◆ WHAT IS EXPECTED ◆
Exactly as given, repeat all of the entries.

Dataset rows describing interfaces

____________________

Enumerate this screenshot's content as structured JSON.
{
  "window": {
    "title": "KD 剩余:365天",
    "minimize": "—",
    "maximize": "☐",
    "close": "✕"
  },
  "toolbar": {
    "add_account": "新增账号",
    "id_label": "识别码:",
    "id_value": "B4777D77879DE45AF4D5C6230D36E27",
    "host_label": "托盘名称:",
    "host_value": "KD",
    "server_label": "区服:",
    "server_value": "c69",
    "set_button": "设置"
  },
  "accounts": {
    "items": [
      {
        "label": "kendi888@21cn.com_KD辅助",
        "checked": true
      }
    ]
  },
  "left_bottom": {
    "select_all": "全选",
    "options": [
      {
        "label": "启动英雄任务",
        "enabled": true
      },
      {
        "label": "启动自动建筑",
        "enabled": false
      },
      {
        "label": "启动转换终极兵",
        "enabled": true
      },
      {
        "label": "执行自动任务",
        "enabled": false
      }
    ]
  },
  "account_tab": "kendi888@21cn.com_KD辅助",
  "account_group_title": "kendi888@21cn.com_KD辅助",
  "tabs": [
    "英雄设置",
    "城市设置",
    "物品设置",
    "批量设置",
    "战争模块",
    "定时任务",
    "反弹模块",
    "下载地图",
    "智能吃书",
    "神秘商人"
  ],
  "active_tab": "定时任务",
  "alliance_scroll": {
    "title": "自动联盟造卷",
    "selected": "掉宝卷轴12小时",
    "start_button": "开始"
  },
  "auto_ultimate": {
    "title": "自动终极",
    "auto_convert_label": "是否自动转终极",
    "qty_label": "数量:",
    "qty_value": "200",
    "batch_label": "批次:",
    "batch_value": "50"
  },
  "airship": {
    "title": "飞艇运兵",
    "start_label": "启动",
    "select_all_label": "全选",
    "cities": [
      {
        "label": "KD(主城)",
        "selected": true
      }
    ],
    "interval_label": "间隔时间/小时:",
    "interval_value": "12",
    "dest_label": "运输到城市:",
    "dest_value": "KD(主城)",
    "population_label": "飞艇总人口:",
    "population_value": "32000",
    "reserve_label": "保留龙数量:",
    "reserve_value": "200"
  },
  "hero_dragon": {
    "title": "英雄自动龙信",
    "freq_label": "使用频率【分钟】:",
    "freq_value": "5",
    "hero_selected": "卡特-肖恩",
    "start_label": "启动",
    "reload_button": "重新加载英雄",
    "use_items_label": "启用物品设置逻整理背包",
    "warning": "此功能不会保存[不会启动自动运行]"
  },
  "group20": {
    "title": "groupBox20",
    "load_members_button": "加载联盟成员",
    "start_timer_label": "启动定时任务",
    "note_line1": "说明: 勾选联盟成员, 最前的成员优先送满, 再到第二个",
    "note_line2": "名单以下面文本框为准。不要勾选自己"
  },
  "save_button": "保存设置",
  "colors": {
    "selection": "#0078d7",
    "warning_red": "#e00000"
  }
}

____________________

◆ EXERCISE OUTPUT ◆
Enumerate this screenshot's content as structured JSON.
{
  "window": {
    "title": "KD 剩余:365天",
    "minimize": "—",
    "maximize": "☐",
    "close": "✕"
  },
  "toolbar": {
    "add_account": "新增账号",
    "id_label": "识别码:",
    "id_value": "B4777D77879DE45AF4D5C6230D36E27",
    "host_label": "托盘名称:",
    "host_value": "KD",
    "server_label": "区服:",
    "server_value": "c69",
    "set_button": "设置"
  },
  "accounts": {
    "items": [
      {
        "label": "kendi888@21cn.com_KD辅助",
        "checked": true
      }
    ]
  },
  "left_bottom": {
    "select_all": "全选",
    "options": [
      {
        "label": "启动英雄任务",
        "enabled": true
      },
      {
        "label": "启动自动建筑",
        "enabled": false
      },
      {
        "label": "启动转换终极兵",
        "enabled": true
      },
      {
        "label": "执行自动任务",
        "enabled": false
      }
    ]
  },
  "account_tab": "kendi888@21cn.com_KD辅助",
  "account_group_title": "kendi888@21cn.com_KD辅助",
  "tabs": [
    "英雄设置",
    "城市设置",
    "物品设置",
    "批量设置",
    "战争模块",
    "定时任务",
    "反弹模块",
    "下载地图",
    "智能吃书",
    "神秘商人"
  ],
  "active_tab": "定时任务",
  "alliance_scroll": {
    "title": "自动联盟造卷",
    "selected": "掉宝卷轴12小时",
    "start_button": "开始"
  },
  "auto_ultimate": {
    "title": "自动终极",
    "auto_convert_label": "是否自动转终极",
    "qty_label": "数量:",
    "qty_value": "200",
    "batch_label": "批次:",
    "batch_value": "50"
  },
  "airship": {
    "title": "飞艇运兵",
    "start_label": "启动",
    "select_all_label": "全选",
    "cities": [
      {
        "label": "KD(主城)",
        "selected": true
      }
    ],
    "interval_label": "间隔时间/小时:",
    "interval_value": "12",
    "dest_label": "运输到城市:",
    "dest_value": "KD(主城)",
    "population_label": "飞艇总人口:",
    "population_value": "32000",
    "reserve_label": "保留龙数量:",
    "reserve_value": "200"
  },
  "hero_dragon": {
    "title": "英雄自动龙信",
    "freq_label": "使用频率【分钟】:",
    "freq_value": "5",
    "hero_selected": "卡特-肖恩",
    "start_label": "启动",
    "reload_button": "重新加载英雄",
    "use_items_label": "启用物品设置逻整理背包",
    "warning": "此功能不会保存[不会启动自动运行]"
  },
  "group20": {
    "title": "groupBox20",
    "load_members_button": "加载联盟成员",
    "start_timer_label": "启动定时任务",
    "note_line1": "说明: 勾选联盟成员, 最前的成员优先送满, 再到第二个",
    "note_line2": "名单以下面文本框为准。不要勾选自己"
  },
  "save_button": "保存设置",
  "colors": {
    "selection": "#0078d7",
    "warning_red": "#e00000"
  }
}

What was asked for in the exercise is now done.